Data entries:
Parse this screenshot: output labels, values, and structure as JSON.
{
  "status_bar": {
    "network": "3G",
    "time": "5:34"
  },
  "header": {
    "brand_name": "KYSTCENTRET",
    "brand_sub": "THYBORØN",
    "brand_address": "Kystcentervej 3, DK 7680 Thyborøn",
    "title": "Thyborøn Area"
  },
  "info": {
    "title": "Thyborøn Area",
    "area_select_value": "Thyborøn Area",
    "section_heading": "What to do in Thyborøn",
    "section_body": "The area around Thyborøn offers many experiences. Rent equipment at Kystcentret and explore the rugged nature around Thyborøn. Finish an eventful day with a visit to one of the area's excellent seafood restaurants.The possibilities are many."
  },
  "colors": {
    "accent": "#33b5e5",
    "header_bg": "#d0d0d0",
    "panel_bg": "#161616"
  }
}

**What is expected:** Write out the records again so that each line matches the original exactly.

**Problem solution:**
Parse this screenshot: output labels, values, and structure as JSON.
{
  "status_bar": {
    "network": "3G",
    "time": "5:34"
  },
  "header": {
    "brand_name": "KYSTCENTRET",
    "brand_sub": "THYBORØN",
    "brand_address": "Kystcentervej 3, DK 7680 Thyborøn",
    "title": "Thyborøn Area"
  },
  "info": {
    "title": "Thyborøn Area",
    "area_select_value": "Thyborøn Area",
    "section_heading": "What to do in Thyborøn",
    "section_body": "The area around Thyborøn offers many experiences. Rent equipment at Kystcentret and explore the rugged nature around Thyborøn. Finish an eventful day with a visit to one of the area's excellent seafood restaurants.The possibilities are many."
  },
  "colors": {
    "accent": "#33b5e5",
    "header_bg": "#d0d0d0",
    "panel_bg": "#161616"
  }
}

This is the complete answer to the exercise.